THE TASK: Total the lines of the entries below that hold the string "number", then write only that total.

================================

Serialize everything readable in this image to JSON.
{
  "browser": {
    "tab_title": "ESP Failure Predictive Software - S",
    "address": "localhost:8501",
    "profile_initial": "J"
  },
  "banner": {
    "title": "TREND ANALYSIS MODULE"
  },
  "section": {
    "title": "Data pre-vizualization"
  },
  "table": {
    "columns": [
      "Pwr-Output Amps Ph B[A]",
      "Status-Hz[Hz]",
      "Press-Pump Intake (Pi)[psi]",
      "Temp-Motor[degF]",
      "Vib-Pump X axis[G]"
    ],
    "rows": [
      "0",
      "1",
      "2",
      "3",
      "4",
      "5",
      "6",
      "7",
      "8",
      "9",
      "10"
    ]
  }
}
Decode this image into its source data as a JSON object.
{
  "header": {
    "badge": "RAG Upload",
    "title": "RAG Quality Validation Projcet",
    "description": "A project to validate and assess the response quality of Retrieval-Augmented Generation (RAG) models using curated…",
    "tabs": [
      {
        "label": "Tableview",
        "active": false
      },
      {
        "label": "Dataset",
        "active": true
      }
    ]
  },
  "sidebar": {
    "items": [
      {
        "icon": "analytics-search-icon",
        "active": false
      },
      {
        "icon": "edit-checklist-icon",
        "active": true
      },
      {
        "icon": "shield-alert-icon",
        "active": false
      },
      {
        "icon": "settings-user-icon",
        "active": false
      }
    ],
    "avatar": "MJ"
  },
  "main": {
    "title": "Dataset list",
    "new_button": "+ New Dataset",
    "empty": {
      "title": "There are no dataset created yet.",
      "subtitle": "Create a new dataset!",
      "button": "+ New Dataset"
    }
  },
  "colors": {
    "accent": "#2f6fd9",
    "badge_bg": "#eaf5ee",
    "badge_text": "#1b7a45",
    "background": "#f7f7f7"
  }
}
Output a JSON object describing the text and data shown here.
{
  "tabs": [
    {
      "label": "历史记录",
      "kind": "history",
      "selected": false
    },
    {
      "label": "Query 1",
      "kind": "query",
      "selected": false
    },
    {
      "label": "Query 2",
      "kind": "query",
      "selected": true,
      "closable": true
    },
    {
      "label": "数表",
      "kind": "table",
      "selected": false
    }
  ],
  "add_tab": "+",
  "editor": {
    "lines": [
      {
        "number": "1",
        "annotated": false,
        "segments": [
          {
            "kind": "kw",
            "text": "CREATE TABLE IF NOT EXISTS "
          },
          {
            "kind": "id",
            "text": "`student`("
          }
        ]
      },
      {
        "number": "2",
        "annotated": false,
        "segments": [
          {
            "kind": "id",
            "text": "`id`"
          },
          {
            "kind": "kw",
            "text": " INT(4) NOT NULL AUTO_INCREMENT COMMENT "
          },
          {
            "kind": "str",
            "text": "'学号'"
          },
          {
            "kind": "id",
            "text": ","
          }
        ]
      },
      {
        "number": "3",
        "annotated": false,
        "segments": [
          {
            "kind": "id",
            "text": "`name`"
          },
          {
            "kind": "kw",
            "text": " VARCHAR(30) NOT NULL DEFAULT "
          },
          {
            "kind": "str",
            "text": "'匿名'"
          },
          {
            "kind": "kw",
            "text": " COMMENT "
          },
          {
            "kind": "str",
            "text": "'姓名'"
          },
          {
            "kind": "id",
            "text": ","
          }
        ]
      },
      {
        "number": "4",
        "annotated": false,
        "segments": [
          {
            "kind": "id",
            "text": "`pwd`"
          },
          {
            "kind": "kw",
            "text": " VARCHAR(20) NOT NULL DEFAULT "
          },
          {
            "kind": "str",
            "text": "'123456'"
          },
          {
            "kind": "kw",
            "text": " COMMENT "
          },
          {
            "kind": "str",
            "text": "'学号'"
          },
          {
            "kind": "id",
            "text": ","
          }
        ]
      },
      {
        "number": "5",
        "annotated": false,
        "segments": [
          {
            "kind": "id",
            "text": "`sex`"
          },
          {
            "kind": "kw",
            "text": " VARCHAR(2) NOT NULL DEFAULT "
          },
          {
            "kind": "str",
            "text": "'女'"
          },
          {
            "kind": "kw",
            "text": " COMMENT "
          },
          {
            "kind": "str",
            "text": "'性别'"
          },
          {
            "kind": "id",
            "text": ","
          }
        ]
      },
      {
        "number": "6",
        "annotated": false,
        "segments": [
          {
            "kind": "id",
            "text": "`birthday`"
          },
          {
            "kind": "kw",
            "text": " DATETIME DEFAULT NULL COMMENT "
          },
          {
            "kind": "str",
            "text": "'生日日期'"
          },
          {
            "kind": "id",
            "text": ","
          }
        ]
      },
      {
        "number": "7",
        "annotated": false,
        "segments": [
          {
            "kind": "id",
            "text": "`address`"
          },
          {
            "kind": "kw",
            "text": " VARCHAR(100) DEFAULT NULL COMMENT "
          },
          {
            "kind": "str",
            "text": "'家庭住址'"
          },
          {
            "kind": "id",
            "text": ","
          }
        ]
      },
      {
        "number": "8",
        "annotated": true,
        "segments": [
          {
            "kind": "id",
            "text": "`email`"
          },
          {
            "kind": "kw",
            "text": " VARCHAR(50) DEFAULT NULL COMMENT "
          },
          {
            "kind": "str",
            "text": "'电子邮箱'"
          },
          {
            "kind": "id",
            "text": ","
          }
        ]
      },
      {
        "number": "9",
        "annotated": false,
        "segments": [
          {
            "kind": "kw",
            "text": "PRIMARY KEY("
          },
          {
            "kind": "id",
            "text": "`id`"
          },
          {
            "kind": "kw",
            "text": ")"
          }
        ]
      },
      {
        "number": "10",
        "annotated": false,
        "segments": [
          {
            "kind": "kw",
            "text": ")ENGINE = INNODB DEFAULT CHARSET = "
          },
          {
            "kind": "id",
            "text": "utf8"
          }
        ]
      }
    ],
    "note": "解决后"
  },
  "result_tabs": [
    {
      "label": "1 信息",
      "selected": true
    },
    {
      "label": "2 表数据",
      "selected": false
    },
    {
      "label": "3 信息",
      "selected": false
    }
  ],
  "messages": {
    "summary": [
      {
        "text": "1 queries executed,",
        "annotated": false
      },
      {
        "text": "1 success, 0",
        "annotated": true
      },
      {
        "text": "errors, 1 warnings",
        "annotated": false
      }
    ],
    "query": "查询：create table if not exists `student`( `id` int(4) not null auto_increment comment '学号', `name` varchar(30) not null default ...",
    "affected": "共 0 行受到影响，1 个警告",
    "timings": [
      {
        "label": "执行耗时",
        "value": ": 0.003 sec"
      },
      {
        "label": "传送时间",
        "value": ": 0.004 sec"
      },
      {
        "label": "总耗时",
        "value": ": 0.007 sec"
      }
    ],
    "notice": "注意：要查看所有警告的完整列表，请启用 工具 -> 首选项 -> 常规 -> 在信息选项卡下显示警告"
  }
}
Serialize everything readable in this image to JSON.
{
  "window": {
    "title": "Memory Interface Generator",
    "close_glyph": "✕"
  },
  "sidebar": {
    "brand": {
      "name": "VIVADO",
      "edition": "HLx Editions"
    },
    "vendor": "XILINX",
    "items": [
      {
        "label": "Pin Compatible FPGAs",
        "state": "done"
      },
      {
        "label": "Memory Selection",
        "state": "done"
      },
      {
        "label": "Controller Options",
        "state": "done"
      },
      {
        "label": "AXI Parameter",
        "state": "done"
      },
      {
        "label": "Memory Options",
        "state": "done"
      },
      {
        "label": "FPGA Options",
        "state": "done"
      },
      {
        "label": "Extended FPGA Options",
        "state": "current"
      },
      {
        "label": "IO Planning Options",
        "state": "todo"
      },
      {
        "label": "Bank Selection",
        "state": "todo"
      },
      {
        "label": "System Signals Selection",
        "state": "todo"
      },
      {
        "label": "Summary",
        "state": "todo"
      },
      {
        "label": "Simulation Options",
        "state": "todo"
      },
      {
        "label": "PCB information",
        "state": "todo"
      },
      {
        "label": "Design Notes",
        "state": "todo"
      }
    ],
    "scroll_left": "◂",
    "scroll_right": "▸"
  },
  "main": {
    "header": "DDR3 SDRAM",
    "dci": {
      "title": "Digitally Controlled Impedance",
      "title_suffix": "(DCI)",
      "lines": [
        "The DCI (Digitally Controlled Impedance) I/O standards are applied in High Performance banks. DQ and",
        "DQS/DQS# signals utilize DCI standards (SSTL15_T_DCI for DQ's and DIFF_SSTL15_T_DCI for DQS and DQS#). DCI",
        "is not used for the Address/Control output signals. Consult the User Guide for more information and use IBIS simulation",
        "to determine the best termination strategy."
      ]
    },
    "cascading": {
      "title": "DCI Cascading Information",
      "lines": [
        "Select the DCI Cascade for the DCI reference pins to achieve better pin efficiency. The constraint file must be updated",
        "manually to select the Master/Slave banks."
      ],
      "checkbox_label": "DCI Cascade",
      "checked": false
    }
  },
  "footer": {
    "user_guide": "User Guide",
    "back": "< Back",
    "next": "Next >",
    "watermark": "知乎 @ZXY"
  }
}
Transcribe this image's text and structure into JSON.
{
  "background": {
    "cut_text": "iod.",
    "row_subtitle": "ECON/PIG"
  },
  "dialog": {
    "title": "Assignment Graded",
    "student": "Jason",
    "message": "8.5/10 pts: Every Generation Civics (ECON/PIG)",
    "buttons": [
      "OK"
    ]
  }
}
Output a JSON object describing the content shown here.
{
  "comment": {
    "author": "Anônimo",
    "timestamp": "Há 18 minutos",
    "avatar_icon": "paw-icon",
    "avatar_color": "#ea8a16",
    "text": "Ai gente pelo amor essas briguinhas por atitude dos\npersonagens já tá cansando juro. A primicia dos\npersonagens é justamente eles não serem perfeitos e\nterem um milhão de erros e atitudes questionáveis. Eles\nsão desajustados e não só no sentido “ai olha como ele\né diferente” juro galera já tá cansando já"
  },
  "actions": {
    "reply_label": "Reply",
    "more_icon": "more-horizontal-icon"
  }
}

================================

EXERCISE SOLUTION: 10